**Task details**
In the data below, which lines hold "text"? Copy every one.

= = = = = = =

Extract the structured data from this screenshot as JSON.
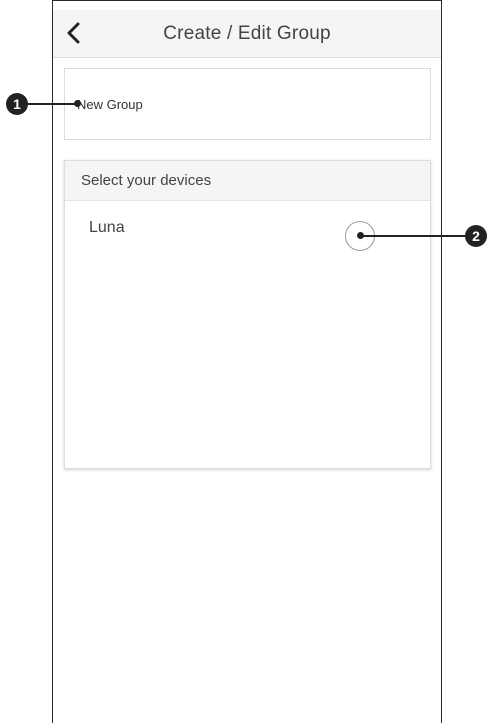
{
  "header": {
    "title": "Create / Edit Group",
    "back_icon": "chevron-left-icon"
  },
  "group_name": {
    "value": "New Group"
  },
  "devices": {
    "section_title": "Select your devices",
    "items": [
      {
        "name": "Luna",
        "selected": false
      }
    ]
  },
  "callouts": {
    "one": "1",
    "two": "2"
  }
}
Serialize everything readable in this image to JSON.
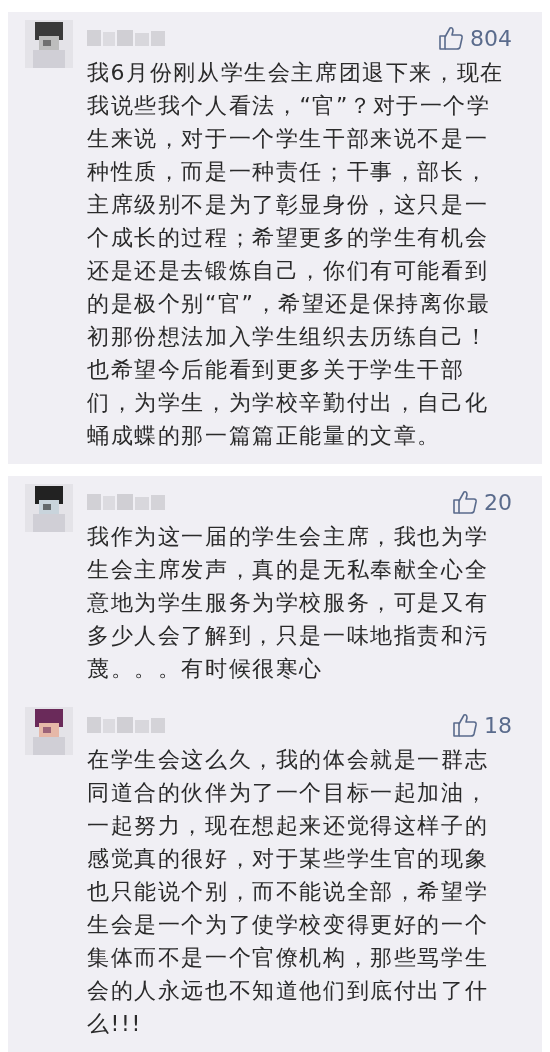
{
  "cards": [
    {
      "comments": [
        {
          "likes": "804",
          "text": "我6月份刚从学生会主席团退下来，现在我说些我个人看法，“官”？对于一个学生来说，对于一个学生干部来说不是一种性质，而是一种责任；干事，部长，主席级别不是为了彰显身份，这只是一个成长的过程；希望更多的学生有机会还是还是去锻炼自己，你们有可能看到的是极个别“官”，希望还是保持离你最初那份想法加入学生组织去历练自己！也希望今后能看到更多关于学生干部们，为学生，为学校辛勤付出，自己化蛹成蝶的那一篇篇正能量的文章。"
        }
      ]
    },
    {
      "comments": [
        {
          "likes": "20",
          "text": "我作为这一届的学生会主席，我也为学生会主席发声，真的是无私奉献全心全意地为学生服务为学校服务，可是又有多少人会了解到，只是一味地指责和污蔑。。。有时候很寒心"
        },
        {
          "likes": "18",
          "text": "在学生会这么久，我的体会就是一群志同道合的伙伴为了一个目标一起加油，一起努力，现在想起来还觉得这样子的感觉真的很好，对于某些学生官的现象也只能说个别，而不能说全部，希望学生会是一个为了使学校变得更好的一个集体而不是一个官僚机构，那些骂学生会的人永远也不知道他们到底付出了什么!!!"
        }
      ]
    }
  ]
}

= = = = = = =

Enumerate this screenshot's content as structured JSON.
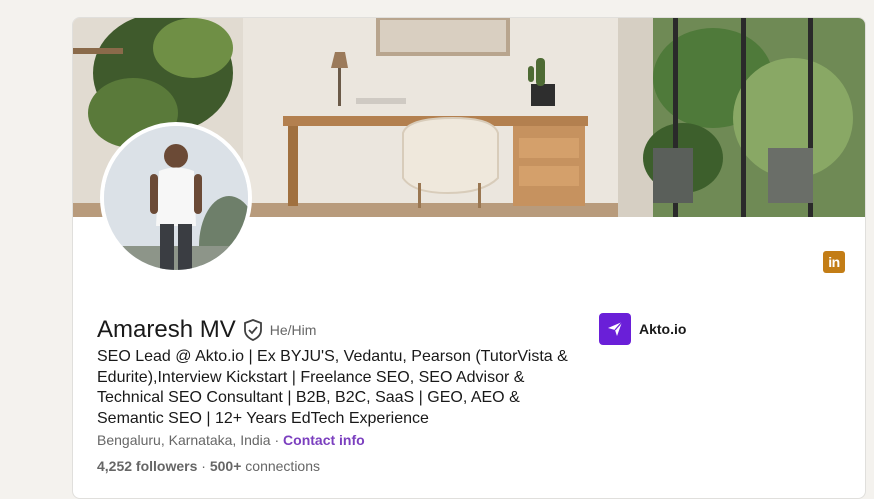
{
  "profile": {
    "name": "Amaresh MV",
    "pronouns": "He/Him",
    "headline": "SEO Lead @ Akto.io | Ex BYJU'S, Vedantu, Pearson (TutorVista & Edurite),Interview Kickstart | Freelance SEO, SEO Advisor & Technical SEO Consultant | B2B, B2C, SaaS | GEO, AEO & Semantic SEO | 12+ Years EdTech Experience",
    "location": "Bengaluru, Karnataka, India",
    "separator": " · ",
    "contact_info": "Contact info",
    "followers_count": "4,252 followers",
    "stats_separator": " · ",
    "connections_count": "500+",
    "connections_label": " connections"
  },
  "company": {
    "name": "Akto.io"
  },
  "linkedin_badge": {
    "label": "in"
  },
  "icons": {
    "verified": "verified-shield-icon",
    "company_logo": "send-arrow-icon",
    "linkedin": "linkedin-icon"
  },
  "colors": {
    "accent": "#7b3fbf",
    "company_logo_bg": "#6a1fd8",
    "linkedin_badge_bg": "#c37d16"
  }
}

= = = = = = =

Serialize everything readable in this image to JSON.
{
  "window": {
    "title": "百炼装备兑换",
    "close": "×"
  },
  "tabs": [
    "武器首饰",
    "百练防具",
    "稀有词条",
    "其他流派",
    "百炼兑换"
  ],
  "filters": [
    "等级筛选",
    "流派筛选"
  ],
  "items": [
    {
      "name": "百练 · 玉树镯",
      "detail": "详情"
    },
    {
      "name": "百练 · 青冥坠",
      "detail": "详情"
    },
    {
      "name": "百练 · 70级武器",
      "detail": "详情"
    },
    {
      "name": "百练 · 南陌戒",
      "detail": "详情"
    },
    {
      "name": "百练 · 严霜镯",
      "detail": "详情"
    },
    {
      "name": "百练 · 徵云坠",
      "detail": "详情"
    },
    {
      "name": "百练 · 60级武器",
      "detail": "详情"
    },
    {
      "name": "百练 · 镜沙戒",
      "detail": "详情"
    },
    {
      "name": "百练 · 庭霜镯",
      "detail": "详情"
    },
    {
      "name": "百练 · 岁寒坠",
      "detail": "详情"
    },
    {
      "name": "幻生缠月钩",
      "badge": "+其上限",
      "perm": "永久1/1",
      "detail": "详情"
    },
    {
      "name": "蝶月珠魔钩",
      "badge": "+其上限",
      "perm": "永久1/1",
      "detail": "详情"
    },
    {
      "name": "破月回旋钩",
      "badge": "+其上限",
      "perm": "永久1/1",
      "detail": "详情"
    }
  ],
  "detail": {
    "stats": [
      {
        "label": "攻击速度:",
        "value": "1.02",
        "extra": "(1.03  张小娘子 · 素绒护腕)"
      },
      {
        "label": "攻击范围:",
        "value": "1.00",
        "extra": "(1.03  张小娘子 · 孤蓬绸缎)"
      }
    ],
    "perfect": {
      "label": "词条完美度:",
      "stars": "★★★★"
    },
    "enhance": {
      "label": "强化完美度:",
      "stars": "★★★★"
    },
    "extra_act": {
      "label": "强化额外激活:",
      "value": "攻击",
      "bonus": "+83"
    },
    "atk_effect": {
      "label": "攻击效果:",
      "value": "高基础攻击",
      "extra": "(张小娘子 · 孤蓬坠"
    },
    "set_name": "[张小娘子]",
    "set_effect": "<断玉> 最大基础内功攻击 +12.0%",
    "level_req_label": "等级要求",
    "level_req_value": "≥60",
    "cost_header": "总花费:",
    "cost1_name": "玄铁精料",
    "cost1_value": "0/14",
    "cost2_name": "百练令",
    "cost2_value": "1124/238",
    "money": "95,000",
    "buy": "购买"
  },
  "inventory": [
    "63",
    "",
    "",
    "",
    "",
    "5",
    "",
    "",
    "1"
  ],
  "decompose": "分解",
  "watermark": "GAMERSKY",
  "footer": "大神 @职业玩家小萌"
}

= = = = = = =

**Exercise solution**
          "text": "我6月份刚从学生会主席团退下来，现在我说些我个人看法，“官”？对于一个学生来说，对于一个学生干部来说不是一种性质，而是一种责任；干事，部长，主席级别不是为了彰显身份，这只是一个成长的过程；希望更多的学生有机会还是还是去锻炼自己，你们有可能看到的是极个别“官”，希望还是保持离你最初那份想法加入学生组织去历练自己！也希望今后能看到更多关于学生干部们，为学生，为学校辛勤付出，自己化蛹成蝶的那一篇篇正能量的文章。"
          "text": "我作为这一届的学生会主席，我也为学生会主席发声，真的是无私奉献全心全意地为学生服务为学校服务，可是又有多少人会了解到，只是一味地指责和污蔑。。。有时候很寒心"
          "text": "在学生会这么久，我的体会就是一群志同道合的伙伴为了一个目标一起加油，一起努力，现在想起来还觉得这样子的感觉真的很好，对于某些学生官的现象也只能说个别，而不能说全部，希望学生会是一个为了使学校变得更好的一个集体而不是一个官僚机构，那些骂学生会的人永远也不知道他们到底付出了什么!!!"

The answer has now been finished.